### Try it:
Each line of the entries below that holds "placeholder" is needed, copied in full.

(Data about app and page elements)
#####
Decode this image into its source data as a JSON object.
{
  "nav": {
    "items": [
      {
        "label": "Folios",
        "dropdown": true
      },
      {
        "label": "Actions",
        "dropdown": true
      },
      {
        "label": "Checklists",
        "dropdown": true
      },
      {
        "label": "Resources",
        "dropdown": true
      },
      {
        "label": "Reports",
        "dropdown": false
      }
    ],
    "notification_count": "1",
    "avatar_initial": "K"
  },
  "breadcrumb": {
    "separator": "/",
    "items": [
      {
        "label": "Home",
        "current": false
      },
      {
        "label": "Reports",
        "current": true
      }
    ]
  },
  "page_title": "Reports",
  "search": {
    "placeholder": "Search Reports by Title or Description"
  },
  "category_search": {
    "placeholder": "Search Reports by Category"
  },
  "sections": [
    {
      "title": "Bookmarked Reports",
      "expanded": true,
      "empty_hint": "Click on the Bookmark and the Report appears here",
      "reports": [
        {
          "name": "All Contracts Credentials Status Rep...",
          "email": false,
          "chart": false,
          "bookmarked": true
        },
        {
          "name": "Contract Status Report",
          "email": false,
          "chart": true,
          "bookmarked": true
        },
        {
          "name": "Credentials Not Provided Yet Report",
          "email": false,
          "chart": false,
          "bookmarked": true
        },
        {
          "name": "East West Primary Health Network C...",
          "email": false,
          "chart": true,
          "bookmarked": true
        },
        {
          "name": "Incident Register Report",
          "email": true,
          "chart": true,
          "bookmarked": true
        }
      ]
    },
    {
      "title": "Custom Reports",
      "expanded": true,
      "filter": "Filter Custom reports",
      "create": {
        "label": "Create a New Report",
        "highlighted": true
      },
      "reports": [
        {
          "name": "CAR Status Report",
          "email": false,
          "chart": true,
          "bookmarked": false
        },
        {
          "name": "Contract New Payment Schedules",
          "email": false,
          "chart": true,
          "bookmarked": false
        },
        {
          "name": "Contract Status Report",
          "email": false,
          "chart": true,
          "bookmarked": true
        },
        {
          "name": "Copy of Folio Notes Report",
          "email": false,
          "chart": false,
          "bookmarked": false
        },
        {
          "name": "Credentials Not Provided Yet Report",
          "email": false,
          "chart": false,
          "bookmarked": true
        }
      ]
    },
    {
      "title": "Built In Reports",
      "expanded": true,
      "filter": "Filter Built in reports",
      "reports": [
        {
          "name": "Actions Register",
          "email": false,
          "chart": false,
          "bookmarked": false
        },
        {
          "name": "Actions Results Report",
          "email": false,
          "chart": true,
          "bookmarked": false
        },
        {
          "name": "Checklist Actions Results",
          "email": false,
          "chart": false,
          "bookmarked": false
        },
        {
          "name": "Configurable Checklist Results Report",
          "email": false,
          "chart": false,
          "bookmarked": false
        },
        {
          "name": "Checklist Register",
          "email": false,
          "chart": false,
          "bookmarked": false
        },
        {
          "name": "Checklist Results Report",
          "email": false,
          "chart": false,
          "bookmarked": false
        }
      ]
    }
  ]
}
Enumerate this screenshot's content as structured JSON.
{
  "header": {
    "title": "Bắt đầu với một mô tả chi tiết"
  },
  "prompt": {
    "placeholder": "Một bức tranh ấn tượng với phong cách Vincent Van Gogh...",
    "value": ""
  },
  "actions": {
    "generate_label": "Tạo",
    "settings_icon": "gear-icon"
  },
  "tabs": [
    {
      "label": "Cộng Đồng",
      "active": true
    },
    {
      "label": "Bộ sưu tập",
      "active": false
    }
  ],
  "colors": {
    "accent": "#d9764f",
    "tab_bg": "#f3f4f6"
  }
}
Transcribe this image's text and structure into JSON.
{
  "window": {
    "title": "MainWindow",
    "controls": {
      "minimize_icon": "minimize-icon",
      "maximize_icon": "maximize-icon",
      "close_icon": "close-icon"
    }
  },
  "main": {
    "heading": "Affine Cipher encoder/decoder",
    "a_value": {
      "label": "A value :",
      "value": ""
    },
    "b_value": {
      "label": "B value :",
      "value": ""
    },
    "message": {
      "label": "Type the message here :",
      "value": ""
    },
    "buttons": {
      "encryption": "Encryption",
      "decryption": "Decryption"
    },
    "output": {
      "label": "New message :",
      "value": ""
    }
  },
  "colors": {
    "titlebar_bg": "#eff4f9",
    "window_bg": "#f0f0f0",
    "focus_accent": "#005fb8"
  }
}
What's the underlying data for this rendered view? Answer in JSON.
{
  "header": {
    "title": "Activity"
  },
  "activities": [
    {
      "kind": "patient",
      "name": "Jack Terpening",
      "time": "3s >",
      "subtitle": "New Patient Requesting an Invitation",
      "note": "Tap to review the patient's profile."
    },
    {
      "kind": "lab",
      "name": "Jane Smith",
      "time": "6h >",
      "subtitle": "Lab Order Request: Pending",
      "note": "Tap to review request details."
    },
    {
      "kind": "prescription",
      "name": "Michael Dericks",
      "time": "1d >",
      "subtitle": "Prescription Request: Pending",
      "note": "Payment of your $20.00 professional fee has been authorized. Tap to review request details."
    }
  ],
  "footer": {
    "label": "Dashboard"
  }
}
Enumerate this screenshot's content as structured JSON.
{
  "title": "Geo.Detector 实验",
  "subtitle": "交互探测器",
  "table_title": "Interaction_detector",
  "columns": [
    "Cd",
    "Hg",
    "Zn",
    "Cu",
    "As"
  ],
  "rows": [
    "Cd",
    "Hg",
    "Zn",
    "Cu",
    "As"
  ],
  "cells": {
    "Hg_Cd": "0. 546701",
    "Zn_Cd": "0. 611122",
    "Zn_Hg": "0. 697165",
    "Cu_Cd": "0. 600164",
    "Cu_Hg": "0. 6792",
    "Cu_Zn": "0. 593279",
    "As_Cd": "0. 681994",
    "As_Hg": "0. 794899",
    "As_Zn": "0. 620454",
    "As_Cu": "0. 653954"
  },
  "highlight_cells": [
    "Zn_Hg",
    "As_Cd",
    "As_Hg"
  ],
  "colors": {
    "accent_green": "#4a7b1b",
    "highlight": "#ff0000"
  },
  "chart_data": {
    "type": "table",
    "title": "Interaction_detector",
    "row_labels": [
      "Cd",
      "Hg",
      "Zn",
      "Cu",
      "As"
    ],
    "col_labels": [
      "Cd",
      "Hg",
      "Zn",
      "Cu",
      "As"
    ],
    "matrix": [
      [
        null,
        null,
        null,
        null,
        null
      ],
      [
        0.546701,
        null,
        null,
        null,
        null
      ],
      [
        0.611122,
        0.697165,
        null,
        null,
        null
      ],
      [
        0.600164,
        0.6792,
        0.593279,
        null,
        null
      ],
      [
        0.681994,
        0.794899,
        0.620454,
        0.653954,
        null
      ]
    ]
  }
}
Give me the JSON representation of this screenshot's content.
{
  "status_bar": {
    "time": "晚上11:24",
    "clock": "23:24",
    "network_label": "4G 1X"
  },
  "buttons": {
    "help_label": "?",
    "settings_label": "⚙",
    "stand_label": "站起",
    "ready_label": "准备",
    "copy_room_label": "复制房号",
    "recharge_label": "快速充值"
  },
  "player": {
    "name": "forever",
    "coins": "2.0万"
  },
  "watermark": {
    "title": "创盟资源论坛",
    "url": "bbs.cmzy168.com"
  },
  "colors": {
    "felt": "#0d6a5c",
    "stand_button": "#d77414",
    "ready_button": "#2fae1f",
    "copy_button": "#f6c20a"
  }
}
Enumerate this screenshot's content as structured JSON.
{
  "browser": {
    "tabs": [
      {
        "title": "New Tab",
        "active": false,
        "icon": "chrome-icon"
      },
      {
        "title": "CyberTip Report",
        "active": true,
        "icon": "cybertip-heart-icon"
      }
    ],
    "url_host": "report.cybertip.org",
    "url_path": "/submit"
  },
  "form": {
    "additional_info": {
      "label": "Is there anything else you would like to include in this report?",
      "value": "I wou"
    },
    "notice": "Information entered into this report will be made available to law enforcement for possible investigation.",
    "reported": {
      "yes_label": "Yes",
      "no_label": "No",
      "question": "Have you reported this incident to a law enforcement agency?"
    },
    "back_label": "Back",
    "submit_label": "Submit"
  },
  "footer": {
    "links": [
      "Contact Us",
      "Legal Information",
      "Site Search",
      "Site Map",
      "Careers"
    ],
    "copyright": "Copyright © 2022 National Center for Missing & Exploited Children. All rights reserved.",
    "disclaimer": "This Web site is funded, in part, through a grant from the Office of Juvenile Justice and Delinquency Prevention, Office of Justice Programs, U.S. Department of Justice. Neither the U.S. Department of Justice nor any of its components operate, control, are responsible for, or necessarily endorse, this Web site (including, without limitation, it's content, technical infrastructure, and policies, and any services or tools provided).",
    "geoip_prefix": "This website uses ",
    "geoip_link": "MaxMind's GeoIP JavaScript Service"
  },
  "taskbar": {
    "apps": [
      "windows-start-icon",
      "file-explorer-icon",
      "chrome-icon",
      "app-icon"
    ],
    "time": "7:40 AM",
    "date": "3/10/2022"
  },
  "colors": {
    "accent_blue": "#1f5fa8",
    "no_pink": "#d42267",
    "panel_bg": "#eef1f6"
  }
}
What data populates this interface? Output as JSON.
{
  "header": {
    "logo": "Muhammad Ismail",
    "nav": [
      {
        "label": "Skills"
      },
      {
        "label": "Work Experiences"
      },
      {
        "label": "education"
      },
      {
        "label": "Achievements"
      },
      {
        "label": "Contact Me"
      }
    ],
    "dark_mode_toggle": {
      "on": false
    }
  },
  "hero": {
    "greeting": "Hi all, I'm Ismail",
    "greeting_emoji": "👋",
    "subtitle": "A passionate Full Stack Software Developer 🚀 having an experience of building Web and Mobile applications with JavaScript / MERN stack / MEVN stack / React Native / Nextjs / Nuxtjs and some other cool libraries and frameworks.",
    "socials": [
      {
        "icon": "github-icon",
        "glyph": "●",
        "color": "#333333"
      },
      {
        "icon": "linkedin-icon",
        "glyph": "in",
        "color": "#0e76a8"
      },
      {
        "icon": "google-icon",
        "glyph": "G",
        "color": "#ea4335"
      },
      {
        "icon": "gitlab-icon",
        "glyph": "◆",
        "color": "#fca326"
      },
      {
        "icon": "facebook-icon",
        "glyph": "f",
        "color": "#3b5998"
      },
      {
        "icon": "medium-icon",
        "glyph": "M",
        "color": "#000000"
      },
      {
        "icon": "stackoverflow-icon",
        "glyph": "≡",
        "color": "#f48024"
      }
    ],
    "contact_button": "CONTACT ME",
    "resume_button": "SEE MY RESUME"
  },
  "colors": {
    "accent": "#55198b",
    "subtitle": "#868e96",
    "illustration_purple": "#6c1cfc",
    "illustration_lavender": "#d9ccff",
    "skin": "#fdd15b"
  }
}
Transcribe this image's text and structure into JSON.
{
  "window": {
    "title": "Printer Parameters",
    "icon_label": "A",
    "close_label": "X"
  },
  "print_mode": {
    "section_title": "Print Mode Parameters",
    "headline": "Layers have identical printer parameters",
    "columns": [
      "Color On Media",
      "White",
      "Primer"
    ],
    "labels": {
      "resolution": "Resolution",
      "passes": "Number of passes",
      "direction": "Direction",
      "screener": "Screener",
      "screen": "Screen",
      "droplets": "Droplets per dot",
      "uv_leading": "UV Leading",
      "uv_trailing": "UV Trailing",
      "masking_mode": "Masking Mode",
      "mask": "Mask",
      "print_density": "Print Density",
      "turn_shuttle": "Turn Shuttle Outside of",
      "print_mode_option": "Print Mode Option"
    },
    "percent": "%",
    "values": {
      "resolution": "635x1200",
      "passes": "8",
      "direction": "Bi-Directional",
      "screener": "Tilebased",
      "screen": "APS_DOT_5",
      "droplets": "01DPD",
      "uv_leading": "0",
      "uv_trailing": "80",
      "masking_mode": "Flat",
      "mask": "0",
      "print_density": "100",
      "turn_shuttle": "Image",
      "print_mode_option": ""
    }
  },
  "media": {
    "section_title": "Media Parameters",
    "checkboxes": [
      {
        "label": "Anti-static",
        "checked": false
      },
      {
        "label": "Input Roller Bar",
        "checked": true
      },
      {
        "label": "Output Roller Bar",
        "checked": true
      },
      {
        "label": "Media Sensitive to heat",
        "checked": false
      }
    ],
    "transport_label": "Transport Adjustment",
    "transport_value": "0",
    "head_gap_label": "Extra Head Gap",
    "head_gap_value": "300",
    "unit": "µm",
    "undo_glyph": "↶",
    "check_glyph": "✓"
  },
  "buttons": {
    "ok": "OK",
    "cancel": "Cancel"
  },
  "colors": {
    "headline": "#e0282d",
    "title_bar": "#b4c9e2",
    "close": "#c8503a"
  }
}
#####
### Output of the exercise:
    "placeholder": "Search Reports by Title or Description"
    "placeholder": "Search Reports by Category"
    "placeholder": "Một bức tranh ấn tượng với phong cách Vincent Van Gogh...",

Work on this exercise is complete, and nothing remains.